If that is so, we’re going to have to ban and burn the Bible, Old and New Testaments, lest a homosexual chance upon God saying “You shall not lie with a male as with a woman; it is an abomination.” Sites which give comparative translations of verses like that one are also going to have to go.

So too must we rid our shelves of Robert Gagnon’s magisterial The Bible and Homosexual Practice: Texts and Hermeneutics, a book which stuns in its erudition and painstaking argument, a book which leaves those who help to find even a scrap of scriptural support for aberrant sexuality with no hope.

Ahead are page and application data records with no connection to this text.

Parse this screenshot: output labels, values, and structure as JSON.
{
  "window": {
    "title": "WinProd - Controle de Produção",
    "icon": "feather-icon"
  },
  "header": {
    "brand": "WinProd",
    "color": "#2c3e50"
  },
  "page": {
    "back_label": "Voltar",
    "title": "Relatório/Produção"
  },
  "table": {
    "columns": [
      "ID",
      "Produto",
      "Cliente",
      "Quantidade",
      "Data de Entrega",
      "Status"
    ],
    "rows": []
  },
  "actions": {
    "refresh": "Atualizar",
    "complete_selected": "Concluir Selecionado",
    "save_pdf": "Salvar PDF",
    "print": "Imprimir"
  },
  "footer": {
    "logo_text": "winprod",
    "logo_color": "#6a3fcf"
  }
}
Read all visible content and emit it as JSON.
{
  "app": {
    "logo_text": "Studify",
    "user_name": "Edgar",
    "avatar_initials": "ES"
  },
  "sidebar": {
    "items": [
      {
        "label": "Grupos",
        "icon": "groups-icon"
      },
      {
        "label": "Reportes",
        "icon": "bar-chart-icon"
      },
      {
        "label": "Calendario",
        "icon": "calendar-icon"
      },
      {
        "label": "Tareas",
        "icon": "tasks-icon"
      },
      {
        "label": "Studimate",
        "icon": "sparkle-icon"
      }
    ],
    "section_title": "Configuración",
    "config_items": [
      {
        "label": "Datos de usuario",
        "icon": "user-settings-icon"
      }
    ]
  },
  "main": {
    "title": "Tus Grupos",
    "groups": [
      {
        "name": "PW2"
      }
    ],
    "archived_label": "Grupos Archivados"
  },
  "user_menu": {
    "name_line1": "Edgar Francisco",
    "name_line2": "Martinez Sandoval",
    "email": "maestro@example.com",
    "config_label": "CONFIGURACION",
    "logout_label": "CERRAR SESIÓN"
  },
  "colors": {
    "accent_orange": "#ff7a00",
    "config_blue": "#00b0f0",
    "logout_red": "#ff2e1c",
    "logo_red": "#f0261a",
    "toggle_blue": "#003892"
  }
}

How many LGGBDTTTIQQAAPPand even normal—folks will go to Hell if they act on their disordered desires and do not seek forgiveness, critics of the Nashville Statement do not say. It’s a good bet that, if pressed, Statement critics would say none. The only sin they would probably recognize is the “sin” of recognizing sin.

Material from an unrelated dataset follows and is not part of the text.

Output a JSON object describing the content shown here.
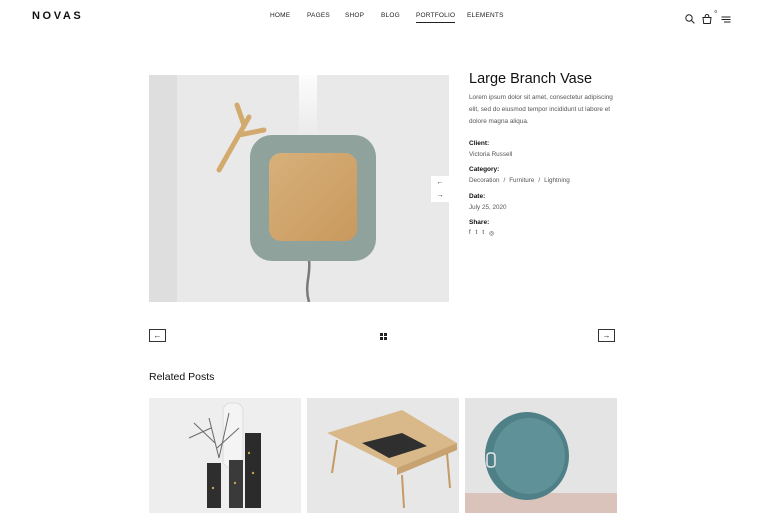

[…]

You know where to go for the grand finale.

The editor at Liberty Conservative, Gavin Wax, asked me to contribute a few pieces, which I was most happy to do. Readers might recall that it was LC Google put over a barrel a couple of weeks back, by threatening to cut off their ads unless they removed a harmless article, but one which ran afoul of the SJWs at that once-great tech company.

It was a requirement to publish that I create an “avatar”. Its moustache, which certain homefront powers forbid, is a wish and not a reality.

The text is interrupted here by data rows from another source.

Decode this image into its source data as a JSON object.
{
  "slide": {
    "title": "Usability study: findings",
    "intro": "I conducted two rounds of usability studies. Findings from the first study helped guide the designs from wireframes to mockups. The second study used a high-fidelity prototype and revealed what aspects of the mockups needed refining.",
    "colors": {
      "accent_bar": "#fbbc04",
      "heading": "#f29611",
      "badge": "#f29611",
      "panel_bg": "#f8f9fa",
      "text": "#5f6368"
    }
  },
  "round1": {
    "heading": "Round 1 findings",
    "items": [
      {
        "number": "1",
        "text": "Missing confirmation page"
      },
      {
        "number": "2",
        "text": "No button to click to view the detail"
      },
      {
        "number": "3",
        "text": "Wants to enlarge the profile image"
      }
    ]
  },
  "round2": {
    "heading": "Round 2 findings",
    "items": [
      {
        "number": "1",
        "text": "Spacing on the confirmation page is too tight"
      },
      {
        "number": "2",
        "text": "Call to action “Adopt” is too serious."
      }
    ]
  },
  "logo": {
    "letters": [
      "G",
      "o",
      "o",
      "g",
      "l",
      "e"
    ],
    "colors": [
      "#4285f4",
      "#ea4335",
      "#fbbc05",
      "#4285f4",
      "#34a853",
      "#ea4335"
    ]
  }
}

Pope Francis Says Ask Scientists About Their Uncertainties In Global Warming. Good Idea

Stream: Pope Francis Says Ask Scientists About Their Uncertainties In Global Warming. Good Idea

A reporter asked the Holy Father about the recent hurricanes in the Atlantic, adding the questions “Is there a moral responsibility for political leaders who reject collaborating with the other nations to control the emission of greenhouse gas? Why do they deny that climate change is also be the work of man?”

The Pope answered in part:

…if we don’t turn back we’re going down, that’s true. Climate change, you see the effects and scientists say clearly which is the path to follow. And all of us have a responsibility…to accept from the opinion or make decisions, and we have to take it seriously…

I would say: everyone has their own moral responsibility, first. Second, if one is a bit doubtful that this is not so true, let them ask the scientists. They are very clear. They are not opinions on the air, they are very clear. And then let them decide, and history will judge their decisions. Thanks.

The Pope is right. It is a good idea to ask actual scientists about their best guess of the uncertainties involved in climate change. One thing every climate scientist, myself included, will tell you is that it is 100% certain the climate will change.

It is as certain that nothing can stop the climate from changing. Let me emphasize that “nothing”. It means just what it says. Nothing.

The climate of the earth has never stood still, and never will. That means efforts to “battle” or “stop” climate change are futile. This position in physics is known as climate realism.

[…]

The big question is how much influence does mankind have? And the answer is nobody knows.

[…]

The Pope replied to the reporter (the ellipsis are original):

Why? A phrase comes to me from the Old Testament, I believe from the Psalm: Man is stupid. He is stubborn one who does not see, the only animal of creation that puts his leg in the same hole is man…the horse, no, they don’t do it…There is arrogance, the sufficiency of “it’s not like that,” and then there is the “pocket” God, not only about creation, so many decisions, so many contradictions (…) depend on money.

And there (we must suppose) is […]

I, an expert, recommend clicking here and reading the rest.